══ Extracted entries
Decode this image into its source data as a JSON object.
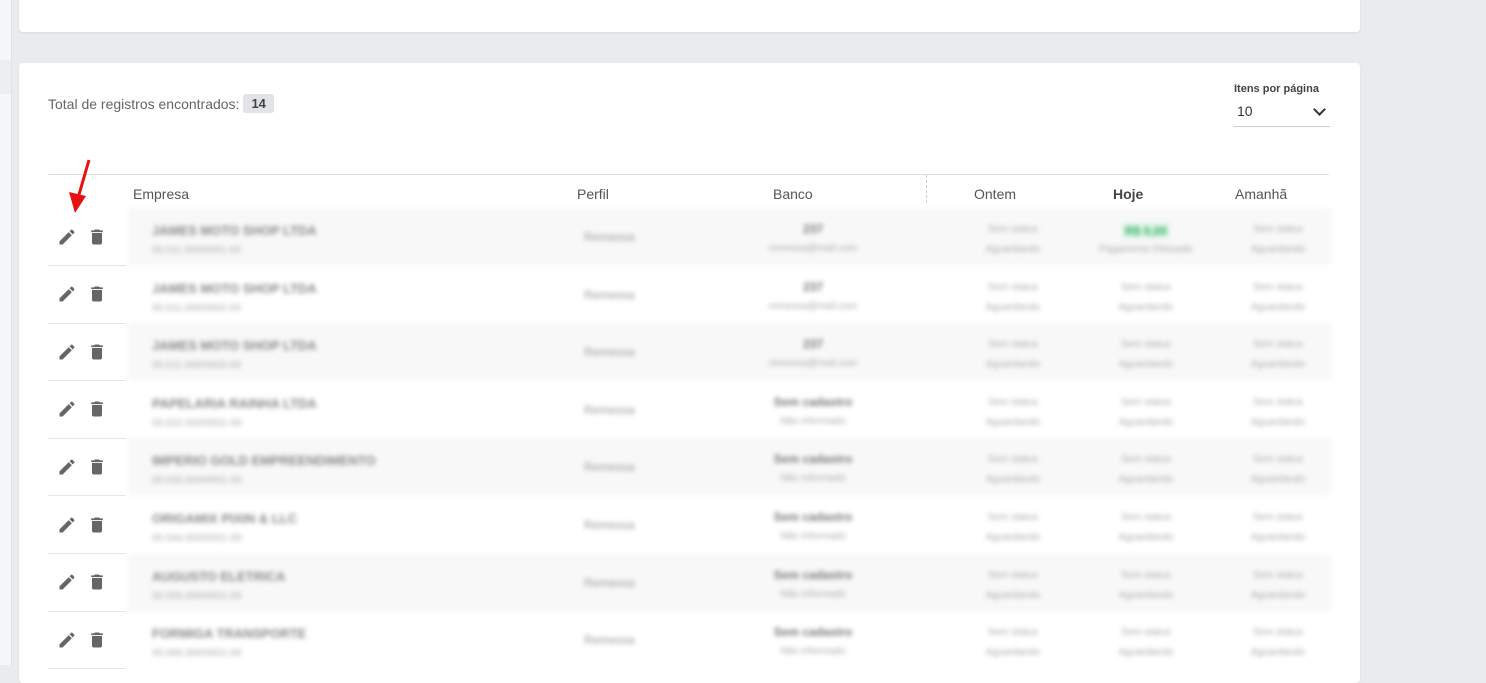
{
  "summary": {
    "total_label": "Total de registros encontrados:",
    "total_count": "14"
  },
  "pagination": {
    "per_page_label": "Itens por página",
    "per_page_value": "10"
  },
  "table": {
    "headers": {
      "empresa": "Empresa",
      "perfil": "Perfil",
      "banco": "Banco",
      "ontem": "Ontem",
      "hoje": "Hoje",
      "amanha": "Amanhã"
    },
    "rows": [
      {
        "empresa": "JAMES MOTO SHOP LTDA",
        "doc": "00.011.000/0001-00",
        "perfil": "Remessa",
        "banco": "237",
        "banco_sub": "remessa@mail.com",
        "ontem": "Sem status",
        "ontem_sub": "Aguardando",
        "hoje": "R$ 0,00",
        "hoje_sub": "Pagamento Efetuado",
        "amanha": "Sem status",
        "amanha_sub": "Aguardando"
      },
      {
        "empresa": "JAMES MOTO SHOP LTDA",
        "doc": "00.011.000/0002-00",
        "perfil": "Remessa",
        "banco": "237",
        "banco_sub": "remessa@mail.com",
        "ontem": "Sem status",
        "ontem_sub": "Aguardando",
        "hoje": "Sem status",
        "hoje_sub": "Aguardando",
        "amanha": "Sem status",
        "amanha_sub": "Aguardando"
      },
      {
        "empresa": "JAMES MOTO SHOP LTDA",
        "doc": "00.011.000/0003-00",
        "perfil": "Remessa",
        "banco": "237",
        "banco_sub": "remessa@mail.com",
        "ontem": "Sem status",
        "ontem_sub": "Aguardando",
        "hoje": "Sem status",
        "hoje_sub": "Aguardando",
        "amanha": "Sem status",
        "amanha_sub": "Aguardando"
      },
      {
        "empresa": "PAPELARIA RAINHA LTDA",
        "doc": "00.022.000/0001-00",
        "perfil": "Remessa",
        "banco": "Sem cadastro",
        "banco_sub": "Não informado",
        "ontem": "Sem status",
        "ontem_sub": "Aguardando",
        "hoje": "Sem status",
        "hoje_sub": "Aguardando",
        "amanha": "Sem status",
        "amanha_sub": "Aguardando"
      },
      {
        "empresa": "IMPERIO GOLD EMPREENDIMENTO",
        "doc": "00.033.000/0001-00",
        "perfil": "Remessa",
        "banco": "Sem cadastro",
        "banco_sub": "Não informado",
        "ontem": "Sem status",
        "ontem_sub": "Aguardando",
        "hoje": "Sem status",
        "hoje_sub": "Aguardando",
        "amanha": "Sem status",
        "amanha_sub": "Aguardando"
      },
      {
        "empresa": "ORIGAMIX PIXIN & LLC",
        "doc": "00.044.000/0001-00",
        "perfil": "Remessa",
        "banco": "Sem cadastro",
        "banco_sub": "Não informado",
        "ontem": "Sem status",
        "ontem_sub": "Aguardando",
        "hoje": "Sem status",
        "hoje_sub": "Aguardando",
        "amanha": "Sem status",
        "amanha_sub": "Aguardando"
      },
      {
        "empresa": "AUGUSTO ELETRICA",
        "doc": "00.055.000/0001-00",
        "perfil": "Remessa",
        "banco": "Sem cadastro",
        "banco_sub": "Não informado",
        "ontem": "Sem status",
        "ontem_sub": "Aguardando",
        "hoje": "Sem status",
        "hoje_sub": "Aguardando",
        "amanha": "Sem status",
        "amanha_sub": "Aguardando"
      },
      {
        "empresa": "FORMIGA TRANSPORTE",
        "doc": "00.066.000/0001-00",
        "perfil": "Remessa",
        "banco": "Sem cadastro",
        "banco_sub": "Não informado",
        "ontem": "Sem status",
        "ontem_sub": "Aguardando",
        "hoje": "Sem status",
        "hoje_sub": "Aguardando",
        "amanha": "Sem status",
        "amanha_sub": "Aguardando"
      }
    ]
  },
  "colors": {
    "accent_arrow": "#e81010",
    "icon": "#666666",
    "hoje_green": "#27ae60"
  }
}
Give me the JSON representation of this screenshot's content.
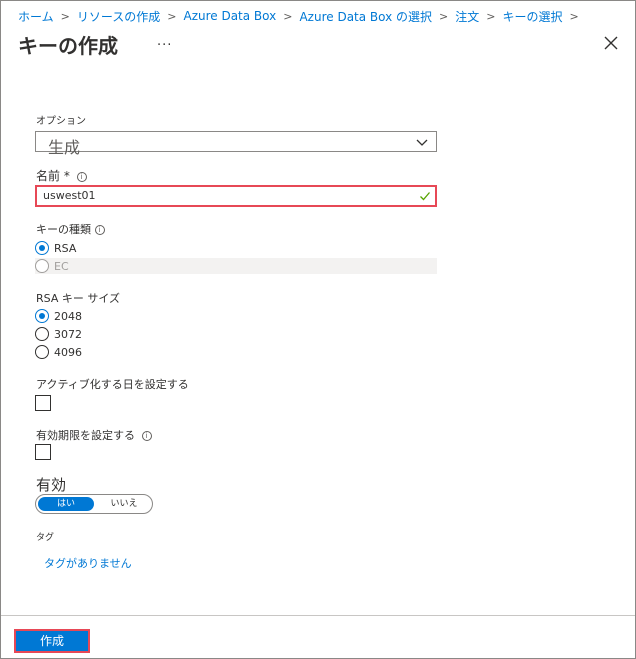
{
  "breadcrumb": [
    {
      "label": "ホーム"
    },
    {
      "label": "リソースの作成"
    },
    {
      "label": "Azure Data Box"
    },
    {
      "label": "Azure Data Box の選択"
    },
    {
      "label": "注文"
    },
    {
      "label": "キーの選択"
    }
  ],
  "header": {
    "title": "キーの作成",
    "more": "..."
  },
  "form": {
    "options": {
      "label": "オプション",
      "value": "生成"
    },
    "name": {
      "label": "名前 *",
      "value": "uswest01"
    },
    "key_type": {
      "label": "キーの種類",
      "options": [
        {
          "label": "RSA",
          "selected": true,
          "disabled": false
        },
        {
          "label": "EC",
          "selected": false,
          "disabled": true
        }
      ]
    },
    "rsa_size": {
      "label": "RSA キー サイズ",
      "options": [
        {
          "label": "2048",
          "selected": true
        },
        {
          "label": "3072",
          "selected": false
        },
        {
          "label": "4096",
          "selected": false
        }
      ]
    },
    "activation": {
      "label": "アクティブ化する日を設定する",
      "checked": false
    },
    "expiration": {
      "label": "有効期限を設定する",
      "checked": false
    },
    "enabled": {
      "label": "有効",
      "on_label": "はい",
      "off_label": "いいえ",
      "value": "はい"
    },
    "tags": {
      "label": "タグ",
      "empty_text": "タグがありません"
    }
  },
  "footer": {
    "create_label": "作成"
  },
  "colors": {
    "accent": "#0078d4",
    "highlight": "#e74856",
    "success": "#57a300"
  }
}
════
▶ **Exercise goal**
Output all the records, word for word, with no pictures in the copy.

▶ **Response area**
Decode this image into its source data as a JSON object.
{
  "summary": {
    "total_label": "Total de registros encontrados:",
    "total_count": "14"
  },
  "pagination": {
    "per_page_label": "Itens por página",
    "per_page_value": "10"
  },
  "table": {
    "headers": {
      "empresa": "Empresa",
      "perfil": "Perfil",
      "banco": "Banco",
      "ontem": "Ontem",
      "hoje": "Hoje",
      "amanha": "Amanhã"
    },
    "rows": [
      {
        "empresa": "JAMES MOTO SHOP LTDA",
        "doc": "00.011.000/0001-00",
        "perfil": "Remessa",
        "banco": "237",
        "banco_sub": "remessa@mail.com",
        "ontem": "Sem status",
        "ontem_sub": "Aguardando",
        "hoje": "R$ 0,00",
        "hoje_sub": "Pagamento Efetuado",
        "amanha": "Sem status",
        "amanha_sub": "Aguardando"
      },
      {
        "empresa": "JAMES MOTO SHOP LTDA",
        "doc": "00.011.000/0002-00",
        "perfil": "Remessa",
        "banco": "237",
        "banco_sub": "remessa@mail.com",
        "ontem": "Sem status",
        "ontem_sub": "Aguardando",
        "hoje": "Sem status",
        "hoje_sub": "Aguardando",
        "amanha": "Sem status",
        "amanha_sub": "Aguardando"
      },
      {
        "empresa": "JAMES MOTO SHOP LTDA",
        "doc": "00.011.000/0003-00",
        "perfil": "Remessa",
        "banco": "237",
        "banco_sub": "remessa@mail.com",
        "ontem": "Sem status",
        "ontem_sub": "Aguardando",
        "hoje": "Sem status",
        "hoje_sub": "Aguardando",
        "amanha": "Sem status",
        "amanha_sub": "Aguardando"
      },
      {
        "empresa": "PAPELARIA RAINHA LTDA",
        "doc": "00.022.000/0001-00",
        "perfil": "Remessa",
        "banco": "Sem cadastro",
        "banco_sub": "Não informado",
        "ontem": "Sem status",
        "ontem_sub": "Aguardando",
        "hoje": "Sem status",
        "hoje_sub": "Aguardando",
        "amanha": "Sem status",
        "amanha_sub": "Aguardando"
      },
      {
        "empresa": "IMPERIO GOLD EMPREENDIMENTO",
        "doc": "00.033.000/0001-00",
        "perfil": "Remessa",
        "banco": "Sem cadastro",
        "banco_sub": "Não informado",
        "ontem": "Sem status",
        "ontem_sub": "Aguardando",
        "hoje": "Sem status",
        "hoje_sub": "Aguardando",
        "amanha": "Sem status",
        "amanha_sub": "Aguardando"
      },
      {
        "empresa": "ORIGAMIX PIXIN & LLC",
        "doc": "00.044.000/0001-00",
        "perfil": "Remessa",
        "banco": "Sem cadastro",
        "banco_sub": "Não informado",
        "ontem": "Sem status",
        "ontem_sub": "Aguardando",
        "hoje": "Sem status",
        "hoje_sub": "Aguardando",
        "amanha": "Sem status",
        "amanha_sub": "Aguardando"
      },
      {
        "empresa": "AUGUSTO ELETRICA",
        "doc": "00.055.000/0001-00",
        "perfil": "Remessa",
        "banco": "Sem cadastro",
        "banco_sub": "Não informado",
        "ontem": "Sem status",
        "ontem_sub": "Aguardando",
        "hoje": "Sem status",
        "hoje_sub": "Aguardando",
        "amanha": "Sem status",
        "amanha_sub": "Aguardando"
      },
      {
        "empresa": "FORMIGA TRANSPORTE",
        "doc": "00.066.000/0001-00",
        "perfil": "Remessa",
        "banco": "Sem cadastro",
        "banco_sub": "Não informado",
        "ontem": "Sem status",
        "ontem_sub": "Aguardando",
        "hoje": "Sem status",
        "hoje_sub": "Aguardando",
        "amanha": "Sem status",
        "amanha_sub": "Aguardando"
      }
    ]
  },
  "colors": {
    "accent_arrow": "#e81010",
    "icon": "#666666",
    "hoje_green": "#27ae60"
  }
}
Give me the JSON representation of this screenshot's content.
{
  "breadcrumb": [
    {
      "label": "ホーム"
    },
    {
      "label": "リソースの作成"
    },
    {
      "label": "Azure Data Box"
    },
    {
      "label": "Azure Data Box の選択"
    },
    {
      "label": "注文"
    },
    {
      "label": "キーの選択"
    }
  ],
  "header": {
    "title": "キーの作成",
    "more": "..."
  },
  "form": {
    "options": {
      "label": "オプション",
      "value": "生成"
    },
    "name": {
      "label": "名前 *",
      "value": "uswest01"
    },
    "key_type": {
      "label": "キーの種類",
      "options": [
        {
          "label": "RSA",
          "selected": true,
          "disabled": false
        },
        {
          "label": "EC",
          "selected": false,
          "disabled": true
        }
      ]
    },
    "rsa_size": {
      "label": "RSA キー サイズ",
      "options": [
        {
          "label": "2048",
          "selected": true
        },
        {
          "label": "3072",
          "selected": false
        },
        {
          "label": "4096",
          "selected": false
        }
      ]
    },
    "activation": {
      "label": "アクティブ化する日を設定する",
      "checked": false
    },
    "expiration": {
      "label": "有効期限を設定する",
      "checked": false
    },
    "enabled": {
      "label": "有効",
      "on_label": "はい",
      "off_label": "いいえ",
      "value": "はい"
    },
    "tags": {
      "label": "タグ",
      "empty_text": "タグがありません"
    }
  },
  "footer": {
    "create_label": "作成"
  },
  "colors": {
    "accent": "#0078d4",
    "highlight": "#e74856",
    "success": "#57a300"
  }
}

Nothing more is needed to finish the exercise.